[Data records for software interfaces]

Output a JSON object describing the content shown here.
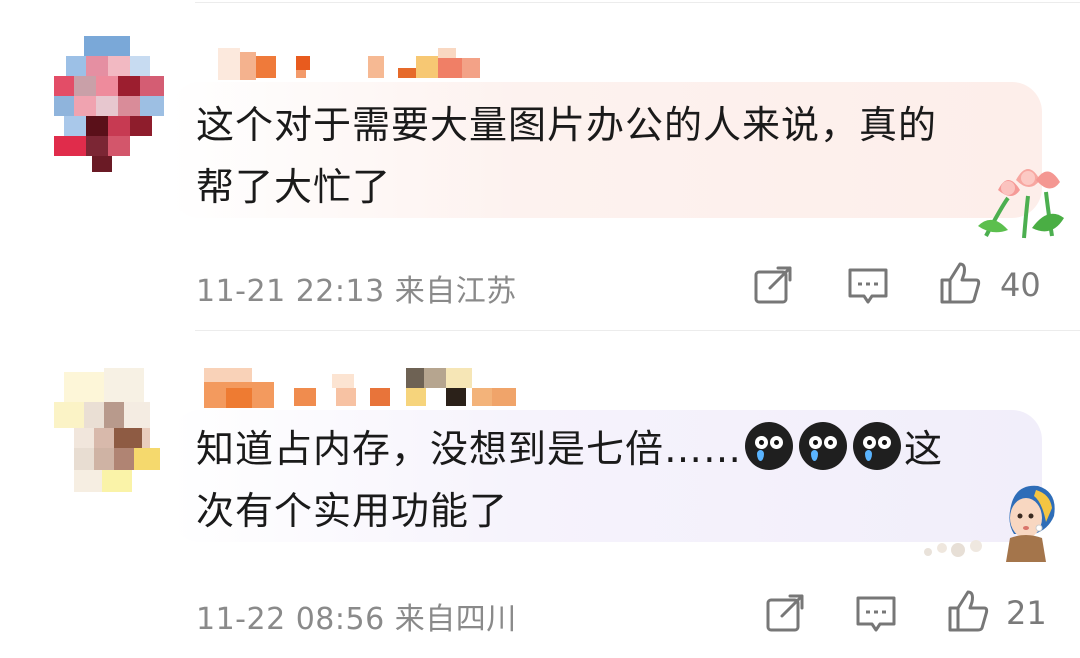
{
  "comments": [
    {
      "text": "这个对于需要大量图片办公的人来说，真的\n帮了大忙了",
      "meta": "11-21 22:13 来自江苏",
      "likes": "40",
      "icons": [
        "share-icon",
        "reply-icon",
        "like-icon"
      ]
    },
    {
      "text_main": "知道占内存，没想到是七倍……",
      "text_tail": "这\n次有个实用功能了",
      "emoji_icon": "crying-emoji-icon",
      "emoji_count": 3,
      "meta": "11-22 08:56 来自四川",
      "likes": "21",
      "icons": [
        "share-icon",
        "reply-icon",
        "like-icon"
      ]
    }
  ],
  "colors": {
    "bubble1": "#fdf1ee",
    "bubble2": "#f4f1fb",
    "meta_text": "#8a8a8a",
    "icon_stroke": "#777777",
    "divider": "#ececec"
  }
}
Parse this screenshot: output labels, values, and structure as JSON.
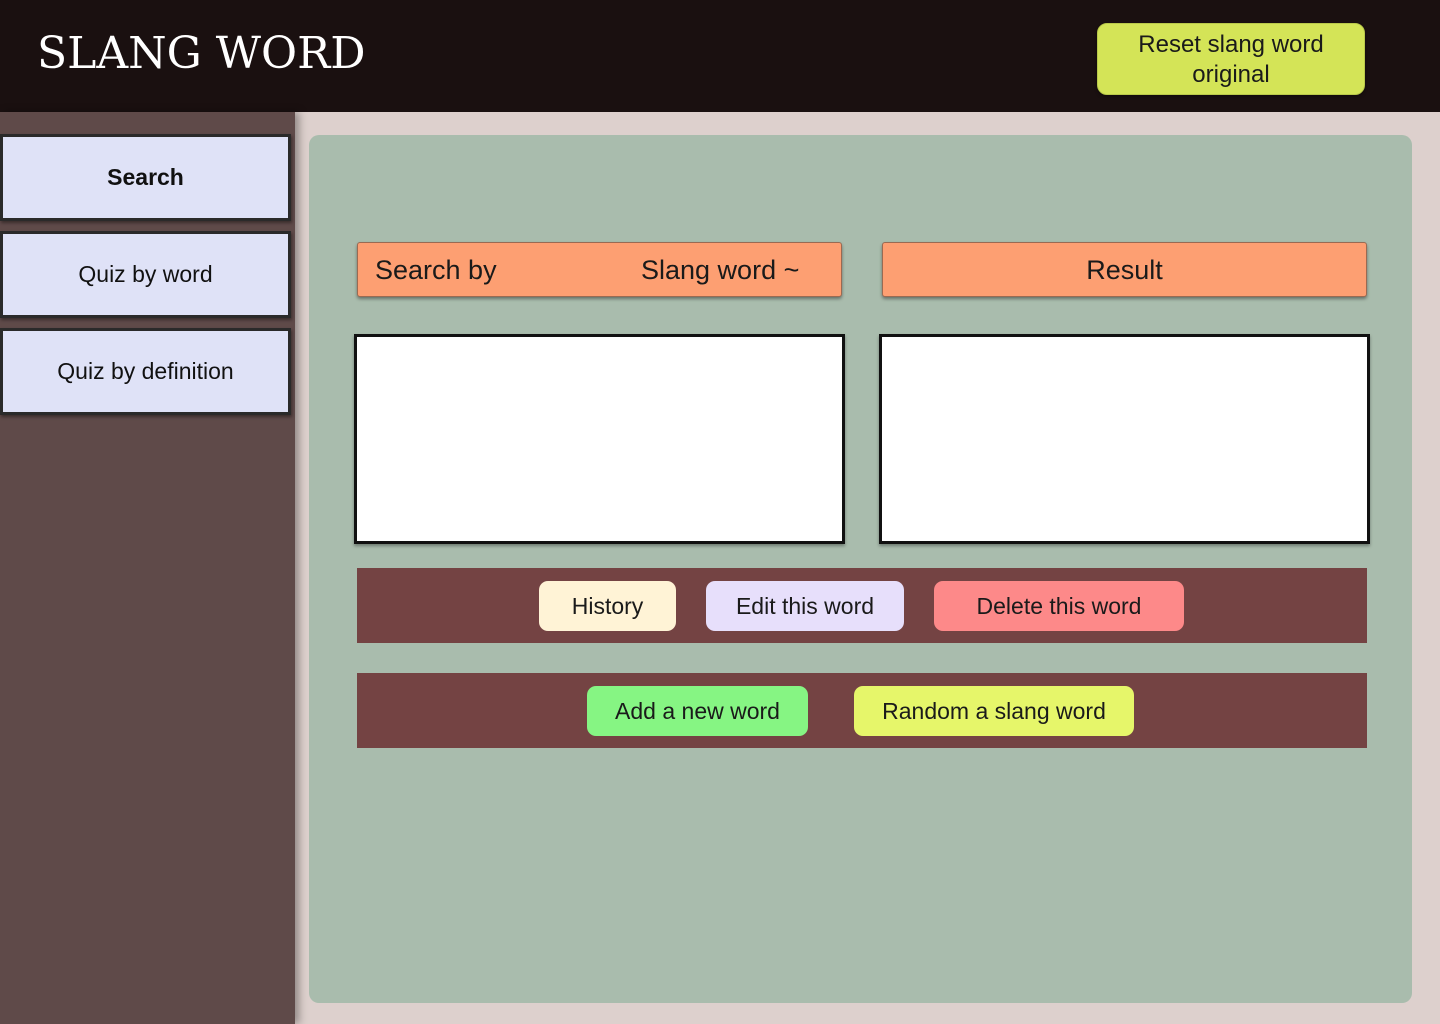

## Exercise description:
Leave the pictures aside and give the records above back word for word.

## The completed task:
Output a JSON object describing the content shown here.
{
  "comments": [
    {
      "text": "这个对于需要大量图片办公的人来说，真的\n帮了大忙了",
      "meta": "11-21 22:13 来自江苏",
      "likes": "40",
      "icons": [
        "share-icon",
        "reply-icon",
        "like-icon"
      ]
    },
    {
      "text_main": "知道占内存，没想到是七倍……",
      "text_tail": "这\n次有个实用功能了",
      "emoji_icon": "crying-emoji-icon",
      "emoji_count": 3,
      "meta": "11-22 08:56 来自四川",
      "likes": "21",
      "icons": [
        "share-icon",
        "reply-icon",
        "like-icon"
      ]
    }
  ],
  "colors": {
    "bubble1": "#fdf1ee",
    "bubble2": "#f4f1fb",
    "meta_text": "#8a8a8a",
    "icon_stroke": "#777777",
    "divider": "#ececec"
  }
}
Parse this screenshot: output labels, values, and structure as JSON.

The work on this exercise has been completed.